LXX’s view of God’s Repentance

1 Sam. 15:11, 29, 35


1Sam. 15:11 παρακέκλημαι ὅτι ἐβασίλευσα τὸν Σαουλ εἰς βασιλέα ὅτι ἀπέστρεψεν ἀπὸ ὄπισθέν μου καὶ τοὺς λόγους μου οὐκ ἐτήρησεν καὶ ἠθύμησεν Σαμουηλ καὶ ἐβόησεν πρὸς κύριον ὅλην τὴν νύκτα 

1Sam. 15:29 καὶ διαιρεθήσεται Ισραηλ εἰς δύο καὶ οὐκ ἀποστρέψει οὐδὲ μετανοήσει ὅτι οὐχ ὡς ἄνθρωπός ἐστιν τοῦ μετανοῆσαι αὐτός 

1Sam. 15:35 καὶ οὐ προσέθετο Σαμουηλ ἔτι ἰδεῖν τὸν Σαουλ ἕως ἡμέρας θανάτου αὐτοῦ ὅτι ἐπένθει Σαμουηλ ἐπὶ Σαουλ καὶ κύριος μετεμελήθη ὅτι ἐβασίλευσεν τὸν Σαουλ ἐπὶ Ισραηλ 


15:11 ‘I have comforted myself since I crowned Saul as King, because he has turned from away from behind me and my words he has not kept. And Samuel was disheartened and cried out to the Lord all night.’
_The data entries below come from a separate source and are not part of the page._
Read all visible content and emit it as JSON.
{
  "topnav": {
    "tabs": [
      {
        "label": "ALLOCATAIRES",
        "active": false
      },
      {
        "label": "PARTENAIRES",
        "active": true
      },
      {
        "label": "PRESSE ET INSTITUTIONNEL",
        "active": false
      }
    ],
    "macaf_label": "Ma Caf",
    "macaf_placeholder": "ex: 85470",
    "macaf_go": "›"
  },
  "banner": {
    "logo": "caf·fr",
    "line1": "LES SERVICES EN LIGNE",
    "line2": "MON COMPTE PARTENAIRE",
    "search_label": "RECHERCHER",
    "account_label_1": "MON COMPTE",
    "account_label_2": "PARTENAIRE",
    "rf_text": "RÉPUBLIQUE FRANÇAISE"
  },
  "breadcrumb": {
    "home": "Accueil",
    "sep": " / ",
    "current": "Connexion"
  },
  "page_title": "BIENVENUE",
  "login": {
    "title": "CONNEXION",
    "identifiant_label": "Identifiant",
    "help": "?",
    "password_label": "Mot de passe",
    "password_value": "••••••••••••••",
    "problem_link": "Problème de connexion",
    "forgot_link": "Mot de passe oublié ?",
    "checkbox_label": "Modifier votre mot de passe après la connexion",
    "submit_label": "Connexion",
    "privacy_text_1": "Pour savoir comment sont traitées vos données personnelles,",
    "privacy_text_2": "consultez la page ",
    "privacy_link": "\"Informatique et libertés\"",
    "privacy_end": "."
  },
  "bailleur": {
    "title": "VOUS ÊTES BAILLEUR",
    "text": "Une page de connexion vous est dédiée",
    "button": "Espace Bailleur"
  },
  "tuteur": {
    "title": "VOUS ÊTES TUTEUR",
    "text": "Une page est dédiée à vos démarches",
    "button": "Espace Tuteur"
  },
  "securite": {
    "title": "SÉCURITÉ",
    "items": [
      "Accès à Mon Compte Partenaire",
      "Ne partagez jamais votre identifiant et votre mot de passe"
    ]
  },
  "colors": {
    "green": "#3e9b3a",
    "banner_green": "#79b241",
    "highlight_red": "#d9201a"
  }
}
15:29 ‘And Israel will be divided into two and he will not turn back nor repent because He is not like a man in that he does not repent.

15:35 ‘and Samuel did not add again to see Saul until the day of his death because Samuel mourned Saul and the Lord regretted that he had made Saul King over Israel.’

Translational Issues


I have translated this word as ‘I have comforted myself.’ The only reason I mention it here as a translational issue is because my translation differs from the NETS translation which reads: ‘I have been comforted.’ Since a passive and middle voice have the exact same form in the perfect verb it must be decided by context how one should translate it. NETS has gone with the passive voice (‘I have been comforted’). In the passive voice it sounds like the fact that the Lord made Saul king is the agent which is comforting him (hence the introduction to that clause with a ὅτι). I have gone with the middle voice, because the context seems to be suggesting that because the Lord made Saul king, which he regrets (v. 35), he has comforted himself by rejecting Saul’s kingship, hence my translation: ‘I have comforted myself since I crowned Saul as king.’

τοῦ μετανοῆσαι

This infinitive verb, which translates the Hebrew Infinitive Construct: להנחם, is usually translated as a subjunctive: ‘that he should change his mind.’ I struggle with this use of the infinitive but it does seem clear that this is the sense that this construction is trying to get across. If I were to classify the use of this verb form I would classify it as an ‘Explanatory use of the Genitive Infinitive’ (Conybeare and Stock, §60b). Thus my translation: ‘He is not like a man in that he does not repent.’ 

MT vs. LXX

παρακαλεω, μετανοεω and μεταμελομαι vs. נחם

Although there are many textual differences between the MT and LXX in these texts, I have chosen to focus on this one issue because of the theological significance I see here. I have argued elsewhere (see my paper on this) that the MT intentionally uses the word נחם each time it speaks of the Lord repenting and not repenting in order to draw attention to the apparent contradiction between these verbs. The point is to force the reader to understand the paradoxical fact that God is a constant and reliable God who does not change his mind (v. 29) and yet he is also a a dynamic and interacting God who does change his mind based on the actions of his children (vv. 11 and 35). 

What the LXX translators have done in translating this verse with three different verbs is 1) appropriately capture the emphasis of each individual usage of the Hebrew נחם, and 2) alleviate the tension that is created by the repeated use of נחם in the MT. 

Theological Implications 

It seems to me that in the MT, this passage is a clear commentary on the nature of God as one who is changing and yet unchanging. My question is whether the decision by the LXX translators to translate נחם with three different verbs a context based decision (I do think נחם has a slightly different nuance each time it is used in the MT) or a decision based on the theological problem of the apparent contradiction in this passage. At this point I can’t really answer the question but my hunch is, based on other readings in the LXX, that the translators often make theological ‘tweaks’ to the Hebrew text because of theological problems with the Hebrew, especially in regards to how it presents God. I think I have said it before, but I think a great study could be made as to how the LXX translators view God based on variants from the MT.


F.C. Conybeare and St. George Stock, Grammar of Septuagint Greek (Boston, MA: Hendrickson Publishers, 1995).